State highlights: N.C. lawmakers still talking about Medicaid revamp; changes to La. health plan for state workers stir controversy

Legislators who couldn't agree this year on how to overhaul North Carolina's Medicaid program plan to spend more time talking about the issue before the General Assembly reconvenes early next year. A legislative oversight panel subcommittee charged with examining Medicaid reform and reorganization scheduled its first meeting Wednesday. Another oversight panel also examining Medicaid governance held its first meeting this month. The House and Senate approved differing versions of legislation to change how Medicaid pays for medical expenses by shifting risk from the state to either medical provider networks or private managed-care companies (9/24). [More]
RDT receives FDA clearance for Tempus Pro advanced medical monitor

RDT receives FDA clearance for Tempus Pro advanced medical monitor

RDT is pleased to announce that, following CE and other market approvals, it has received 510k clearance by the US Food and Drug Administration for the addition to the Tempus Pro medical monitor of: 12 Lead ECG recording interpretation, real-time arrhythmia detection, ST and QT monitoring and alarming (unique to a fully-featured pre-hospital transport monitor) an additional two channels of invasive blood pressure (four in total), Masimo rainbow SET co-oximetry, video laryngoscope and ultrasound. [More]
Children's Healthcare of Atlanta integrates GaHIN’s Georgia ConnectedCare product in its HIE application

Children's Healthcare of Atlanta integrates GaHIN’s Georgia ConnectedCare product in its HIE application

Children's Healthcare of Atlanta (Children's) joins the Georgia Health Information Network (GaHIN), the statewide health information exchange network that electronically connects Georgia hospitals, physicians and clinicians to safely and securely exchange patient health information. [More]
State highlights: Calif. readies new checks on foster kid psych meds; Kan. employment support for those with mental illness

State highlights: Calif. readies new checks on foster kid psych meds; Kan. employment support for those with mental illness

In a significant step toward curbing the overuse of psychiatric drugs in California's foster care system, doctors will soon be required to get extra authorization to prescribe antipsychotics, a new safeguard to protect some of the state's most overmedicated children.
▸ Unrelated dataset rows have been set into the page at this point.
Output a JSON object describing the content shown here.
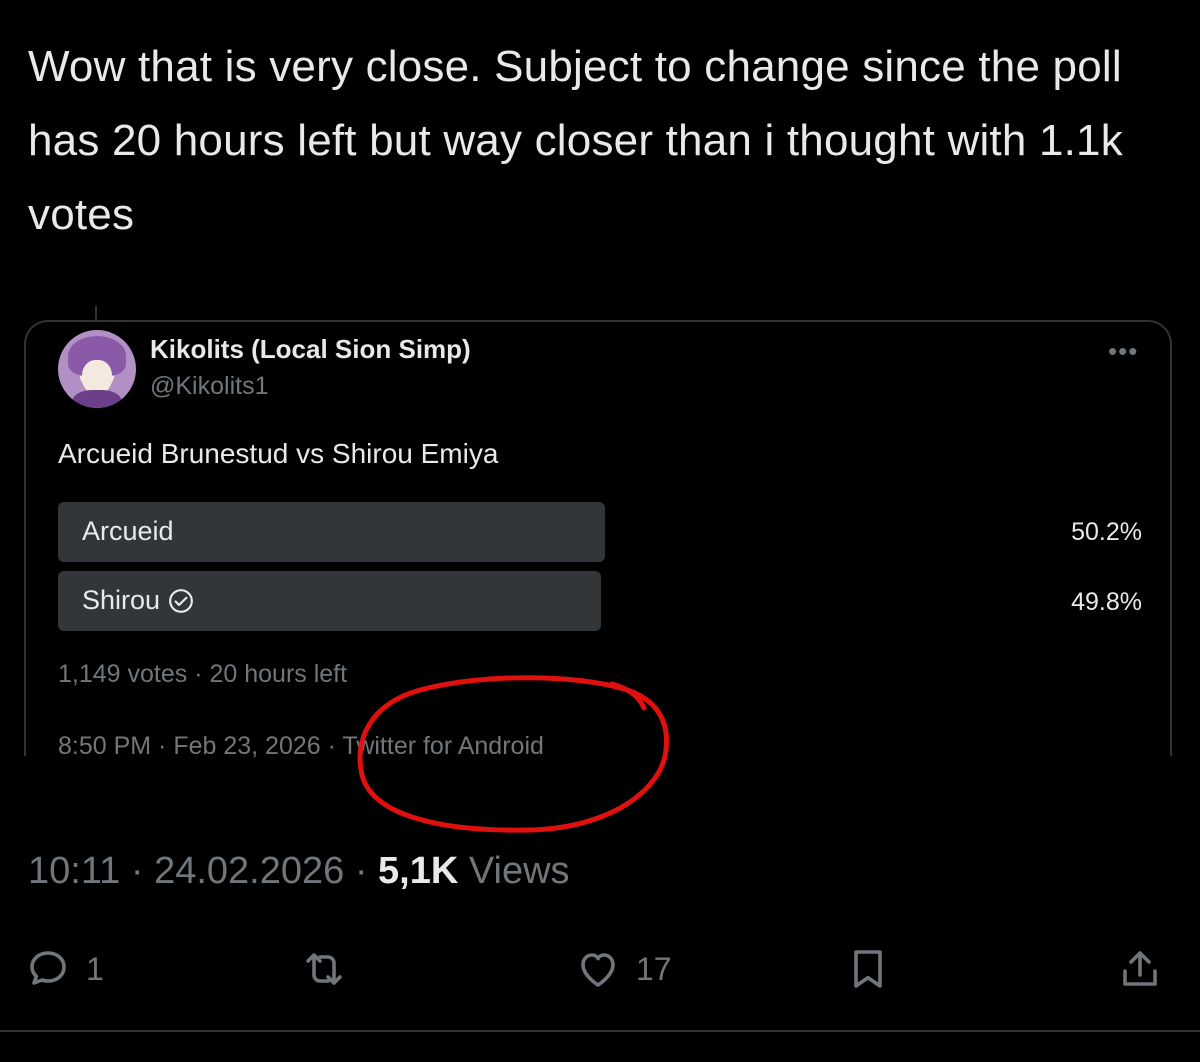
{
  "tweet": {
    "text": "Wow that is very close. Subject to change since the poll has 20 hours left but way closer than i thought with 1.1k votes",
    "time": "10:11",
    "date": "24.02.2026",
    "views_count": "5,1K",
    "views_label": "Views",
    "separator": "·"
  },
  "quote": {
    "display_name": "Kikolits (Local Sion Simp)",
    "handle": "@Kikolits1",
    "more_icon": "more-dots-icon",
    "question": "Arcueid Brunestud vs Shirou Emiya",
    "poll": {
      "options": [
        {
          "label": "Arcueid",
          "percent_text": "50.2%",
          "percent": 50.2,
          "selected": false
        },
        {
          "label": "Shirou",
          "percent_text": "49.8%",
          "percent": 49.8,
          "selected": true
        }
      ],
      "votes_text": "1,149 votes · 20 hours left"
    },
    "timestamp_text": "8:50 PM · Feb 23, 2026 · Twitter for Android"
  },
  "actions": {
    "reply_count": "1",
    "retweet_count": "",
    "like_count": "17"
  },
  "colors": {
    "background": "#000000",
    "text": "#e7e9ea",
    "muted": "#71767b",
    "poll_bar": "#333639",
    "annotation": "#e0100f"
  }
}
Beginning Oct. 1, a state pharmacist must verify the "medical necessity" of each antipsychotic prescription before the medications can be given to children who are 17 and younger and covered by Medi-Cal, the state's health program for the poor that also includes foster children (De Sa, 9/18). [More]
UVA Center for Telehealth receives 2014 Governor's Technology Award

UVA Center for Telehealth receives 2014 Governor's Technology Award

The University of Virginia Center for Telehealth received a 2014 Governor's Technology Award for making it easier to access high-quality care and health education for patients across Virginia. [More]
State highlights: Report: Hospitals ill-prepared for Sandy; Iowa Supreme Court lets teleabortion go on while it decides

State highlights: Report: Hospitals ill-prepared for Sandy; Iowa Supreme Court lets teleabortion go on while it decides

When Superstorm Sandy slammed into the Northeast nearly two years ago, hospitals found themselves dealing with surges in patients, lost power supplies and employees who couldn't get to work -- problems that a new federal report finds they were not prepared to handle (Mulvihill, 9/17). [More]
State highlights: N.Y. sues drugmaker over Alzheimer's drug switch; Ariz. Republican resigns over Medicaid remarks

State highlights: N.Y. sues drugmaker over Alzheimer's drug switch; Ariz. Republican resigns over Medicaid remarks

New York State's attorney general filed an antitrust lawsuit on Monday seeking to stop a pharmaceutical company from forcing patients with Alzheimer's disease to switch to a new version of a widely used drug. The lawsuit contends that the switch is designed to blunt competition from low-priced generic versions of the medication (Pollack, 9/15). [More]